_Task_
Search term "arrow": copy each line of the data containing it.

_Material to process_
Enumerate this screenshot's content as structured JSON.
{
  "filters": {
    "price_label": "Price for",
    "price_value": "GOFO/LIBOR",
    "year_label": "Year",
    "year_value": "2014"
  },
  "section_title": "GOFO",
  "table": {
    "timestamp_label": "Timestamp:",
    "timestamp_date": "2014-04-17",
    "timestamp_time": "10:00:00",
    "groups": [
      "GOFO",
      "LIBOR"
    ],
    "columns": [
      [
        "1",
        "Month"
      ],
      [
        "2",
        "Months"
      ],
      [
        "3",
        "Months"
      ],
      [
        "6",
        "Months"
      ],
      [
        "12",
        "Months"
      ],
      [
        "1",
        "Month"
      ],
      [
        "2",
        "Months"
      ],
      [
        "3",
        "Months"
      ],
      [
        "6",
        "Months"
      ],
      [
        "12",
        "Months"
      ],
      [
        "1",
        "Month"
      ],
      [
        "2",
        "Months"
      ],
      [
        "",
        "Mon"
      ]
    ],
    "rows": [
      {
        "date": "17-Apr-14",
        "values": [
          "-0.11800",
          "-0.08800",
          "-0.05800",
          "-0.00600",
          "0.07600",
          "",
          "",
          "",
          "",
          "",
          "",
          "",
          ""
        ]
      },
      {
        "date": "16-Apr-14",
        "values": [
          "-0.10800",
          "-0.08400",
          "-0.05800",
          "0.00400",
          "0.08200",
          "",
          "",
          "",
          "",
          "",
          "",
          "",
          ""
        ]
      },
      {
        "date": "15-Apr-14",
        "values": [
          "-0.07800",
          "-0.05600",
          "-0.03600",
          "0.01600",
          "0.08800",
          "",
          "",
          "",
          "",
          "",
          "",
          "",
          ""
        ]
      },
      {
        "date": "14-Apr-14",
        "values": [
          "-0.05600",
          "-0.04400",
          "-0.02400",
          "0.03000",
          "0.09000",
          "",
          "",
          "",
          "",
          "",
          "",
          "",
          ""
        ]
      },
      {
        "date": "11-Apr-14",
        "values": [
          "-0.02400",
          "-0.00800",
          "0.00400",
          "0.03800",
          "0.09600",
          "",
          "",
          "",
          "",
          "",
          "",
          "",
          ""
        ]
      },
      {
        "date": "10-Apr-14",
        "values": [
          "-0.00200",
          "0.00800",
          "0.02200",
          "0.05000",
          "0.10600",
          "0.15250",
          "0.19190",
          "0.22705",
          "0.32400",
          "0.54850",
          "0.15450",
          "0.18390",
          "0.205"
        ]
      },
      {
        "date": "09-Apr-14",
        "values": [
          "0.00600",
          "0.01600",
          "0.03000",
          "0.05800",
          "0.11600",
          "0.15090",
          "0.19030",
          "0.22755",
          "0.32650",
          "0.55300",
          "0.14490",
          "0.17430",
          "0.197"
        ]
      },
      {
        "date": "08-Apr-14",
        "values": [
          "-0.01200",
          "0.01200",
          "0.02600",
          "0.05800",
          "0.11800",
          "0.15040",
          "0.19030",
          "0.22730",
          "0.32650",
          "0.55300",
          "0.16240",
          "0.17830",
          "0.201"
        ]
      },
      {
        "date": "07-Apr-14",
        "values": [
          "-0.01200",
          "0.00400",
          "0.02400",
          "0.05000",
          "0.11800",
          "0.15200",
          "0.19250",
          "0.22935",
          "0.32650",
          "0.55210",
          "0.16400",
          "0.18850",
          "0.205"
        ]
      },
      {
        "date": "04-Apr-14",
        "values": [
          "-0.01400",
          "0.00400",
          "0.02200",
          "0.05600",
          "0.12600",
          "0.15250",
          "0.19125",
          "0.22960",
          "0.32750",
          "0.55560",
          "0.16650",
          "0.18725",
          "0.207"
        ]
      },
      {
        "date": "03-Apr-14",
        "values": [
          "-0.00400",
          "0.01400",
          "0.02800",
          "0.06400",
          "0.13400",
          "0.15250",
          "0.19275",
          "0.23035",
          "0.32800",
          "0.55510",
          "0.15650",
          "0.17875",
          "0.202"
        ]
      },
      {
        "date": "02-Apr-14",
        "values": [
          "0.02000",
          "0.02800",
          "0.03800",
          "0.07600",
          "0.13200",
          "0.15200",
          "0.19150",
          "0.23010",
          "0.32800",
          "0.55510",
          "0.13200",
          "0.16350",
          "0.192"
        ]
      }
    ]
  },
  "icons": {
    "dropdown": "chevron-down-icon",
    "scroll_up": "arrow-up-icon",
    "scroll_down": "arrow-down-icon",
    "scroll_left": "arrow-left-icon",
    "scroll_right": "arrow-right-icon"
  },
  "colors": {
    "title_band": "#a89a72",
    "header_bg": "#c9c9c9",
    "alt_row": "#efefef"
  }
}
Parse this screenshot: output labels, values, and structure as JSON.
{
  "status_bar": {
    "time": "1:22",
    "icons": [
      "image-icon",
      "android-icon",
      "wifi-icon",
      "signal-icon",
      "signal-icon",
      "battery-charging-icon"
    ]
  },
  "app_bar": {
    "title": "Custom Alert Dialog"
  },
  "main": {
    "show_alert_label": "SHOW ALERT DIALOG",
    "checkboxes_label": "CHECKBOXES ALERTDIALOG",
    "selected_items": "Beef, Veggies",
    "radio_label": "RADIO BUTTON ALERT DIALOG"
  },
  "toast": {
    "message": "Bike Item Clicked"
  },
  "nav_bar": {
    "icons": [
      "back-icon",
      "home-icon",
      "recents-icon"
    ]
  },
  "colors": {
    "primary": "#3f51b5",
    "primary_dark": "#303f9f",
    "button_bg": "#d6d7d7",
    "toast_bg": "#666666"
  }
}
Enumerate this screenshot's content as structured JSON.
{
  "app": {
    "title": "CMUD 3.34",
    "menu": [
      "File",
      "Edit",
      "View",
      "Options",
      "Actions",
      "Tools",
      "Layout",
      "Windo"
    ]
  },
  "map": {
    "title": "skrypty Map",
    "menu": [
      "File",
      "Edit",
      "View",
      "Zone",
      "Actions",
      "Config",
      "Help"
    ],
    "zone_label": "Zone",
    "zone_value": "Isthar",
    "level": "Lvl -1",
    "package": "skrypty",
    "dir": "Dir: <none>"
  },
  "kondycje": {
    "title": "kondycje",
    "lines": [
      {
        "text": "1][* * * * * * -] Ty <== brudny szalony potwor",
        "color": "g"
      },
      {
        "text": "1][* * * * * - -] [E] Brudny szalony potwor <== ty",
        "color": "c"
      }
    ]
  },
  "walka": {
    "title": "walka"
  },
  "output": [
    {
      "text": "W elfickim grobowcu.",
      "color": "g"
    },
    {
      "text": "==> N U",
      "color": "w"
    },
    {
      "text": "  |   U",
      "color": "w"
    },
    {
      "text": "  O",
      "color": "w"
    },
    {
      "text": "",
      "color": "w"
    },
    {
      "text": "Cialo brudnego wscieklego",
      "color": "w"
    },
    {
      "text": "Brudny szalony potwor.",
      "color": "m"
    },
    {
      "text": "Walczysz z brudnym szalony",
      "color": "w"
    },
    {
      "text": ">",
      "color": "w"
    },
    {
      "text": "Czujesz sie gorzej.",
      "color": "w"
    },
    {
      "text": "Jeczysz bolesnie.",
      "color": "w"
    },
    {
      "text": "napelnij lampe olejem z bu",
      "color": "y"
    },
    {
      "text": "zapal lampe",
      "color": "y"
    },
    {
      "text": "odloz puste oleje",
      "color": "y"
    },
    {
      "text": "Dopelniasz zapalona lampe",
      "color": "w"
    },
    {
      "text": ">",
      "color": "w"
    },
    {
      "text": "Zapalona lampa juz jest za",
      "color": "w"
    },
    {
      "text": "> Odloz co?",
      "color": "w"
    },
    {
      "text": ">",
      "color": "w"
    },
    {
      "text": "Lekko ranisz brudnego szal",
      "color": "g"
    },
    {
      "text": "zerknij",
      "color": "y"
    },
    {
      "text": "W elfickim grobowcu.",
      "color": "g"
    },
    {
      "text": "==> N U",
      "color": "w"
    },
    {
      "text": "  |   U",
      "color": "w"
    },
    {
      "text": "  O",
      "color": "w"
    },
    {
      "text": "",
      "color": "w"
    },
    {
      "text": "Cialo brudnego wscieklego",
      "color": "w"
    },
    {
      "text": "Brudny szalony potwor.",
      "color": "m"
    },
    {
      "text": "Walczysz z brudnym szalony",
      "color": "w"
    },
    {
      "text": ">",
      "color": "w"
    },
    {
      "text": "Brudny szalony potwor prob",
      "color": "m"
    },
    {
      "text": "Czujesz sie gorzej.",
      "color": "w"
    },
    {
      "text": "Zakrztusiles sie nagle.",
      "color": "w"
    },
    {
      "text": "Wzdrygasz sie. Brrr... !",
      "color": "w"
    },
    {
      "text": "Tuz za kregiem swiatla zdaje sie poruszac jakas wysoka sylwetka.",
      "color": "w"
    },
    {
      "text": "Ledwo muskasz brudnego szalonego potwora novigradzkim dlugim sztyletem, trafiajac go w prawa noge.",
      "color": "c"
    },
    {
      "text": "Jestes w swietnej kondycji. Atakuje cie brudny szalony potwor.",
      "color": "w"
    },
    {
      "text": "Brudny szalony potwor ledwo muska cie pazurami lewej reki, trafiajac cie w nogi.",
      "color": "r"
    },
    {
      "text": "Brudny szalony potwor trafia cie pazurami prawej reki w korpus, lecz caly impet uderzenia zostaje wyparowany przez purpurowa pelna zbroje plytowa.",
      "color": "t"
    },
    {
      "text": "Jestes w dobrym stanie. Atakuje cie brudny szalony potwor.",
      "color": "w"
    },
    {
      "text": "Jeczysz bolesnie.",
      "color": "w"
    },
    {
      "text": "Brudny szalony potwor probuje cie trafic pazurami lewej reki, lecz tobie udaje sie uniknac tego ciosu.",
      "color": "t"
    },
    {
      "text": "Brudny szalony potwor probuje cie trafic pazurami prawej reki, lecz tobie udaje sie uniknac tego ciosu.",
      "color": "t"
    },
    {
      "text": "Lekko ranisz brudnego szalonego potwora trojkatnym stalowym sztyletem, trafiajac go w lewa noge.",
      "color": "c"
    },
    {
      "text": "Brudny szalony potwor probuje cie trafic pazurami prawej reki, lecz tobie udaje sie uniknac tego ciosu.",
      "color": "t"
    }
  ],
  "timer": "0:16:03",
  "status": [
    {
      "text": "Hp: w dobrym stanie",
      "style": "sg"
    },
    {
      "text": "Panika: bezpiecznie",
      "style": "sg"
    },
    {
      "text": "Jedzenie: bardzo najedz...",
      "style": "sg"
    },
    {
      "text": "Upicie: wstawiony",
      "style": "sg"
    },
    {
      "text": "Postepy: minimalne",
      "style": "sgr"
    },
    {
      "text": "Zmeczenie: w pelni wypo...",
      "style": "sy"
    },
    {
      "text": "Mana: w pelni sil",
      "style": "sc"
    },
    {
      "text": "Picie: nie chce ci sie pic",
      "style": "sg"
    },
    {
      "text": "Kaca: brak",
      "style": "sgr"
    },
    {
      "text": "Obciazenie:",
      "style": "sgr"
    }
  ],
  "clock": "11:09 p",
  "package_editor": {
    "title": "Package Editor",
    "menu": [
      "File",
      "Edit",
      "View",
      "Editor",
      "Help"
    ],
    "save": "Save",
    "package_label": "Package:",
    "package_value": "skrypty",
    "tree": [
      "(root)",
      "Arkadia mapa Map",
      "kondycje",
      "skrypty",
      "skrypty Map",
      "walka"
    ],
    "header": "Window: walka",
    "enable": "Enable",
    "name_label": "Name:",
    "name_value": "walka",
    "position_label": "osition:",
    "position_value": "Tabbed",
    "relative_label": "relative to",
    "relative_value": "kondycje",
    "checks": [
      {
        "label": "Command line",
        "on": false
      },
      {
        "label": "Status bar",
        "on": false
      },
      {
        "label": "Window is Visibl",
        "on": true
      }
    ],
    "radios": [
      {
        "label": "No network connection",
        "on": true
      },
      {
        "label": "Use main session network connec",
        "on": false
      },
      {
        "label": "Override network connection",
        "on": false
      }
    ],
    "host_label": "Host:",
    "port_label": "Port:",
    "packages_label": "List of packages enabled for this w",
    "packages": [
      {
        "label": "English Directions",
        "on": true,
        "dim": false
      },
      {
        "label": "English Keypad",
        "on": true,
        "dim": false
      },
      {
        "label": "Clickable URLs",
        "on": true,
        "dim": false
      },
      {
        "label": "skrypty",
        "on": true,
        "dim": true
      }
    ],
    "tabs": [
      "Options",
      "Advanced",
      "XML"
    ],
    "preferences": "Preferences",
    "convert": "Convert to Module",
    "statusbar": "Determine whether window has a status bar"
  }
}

_Task answer_
    "scroll_up": "arrow-up-icon",
    "scroll_down": "arrow-down-icon",
    "scroll_left": "arrow-left-icon",
    "scroll_right": "arrow-right-icon"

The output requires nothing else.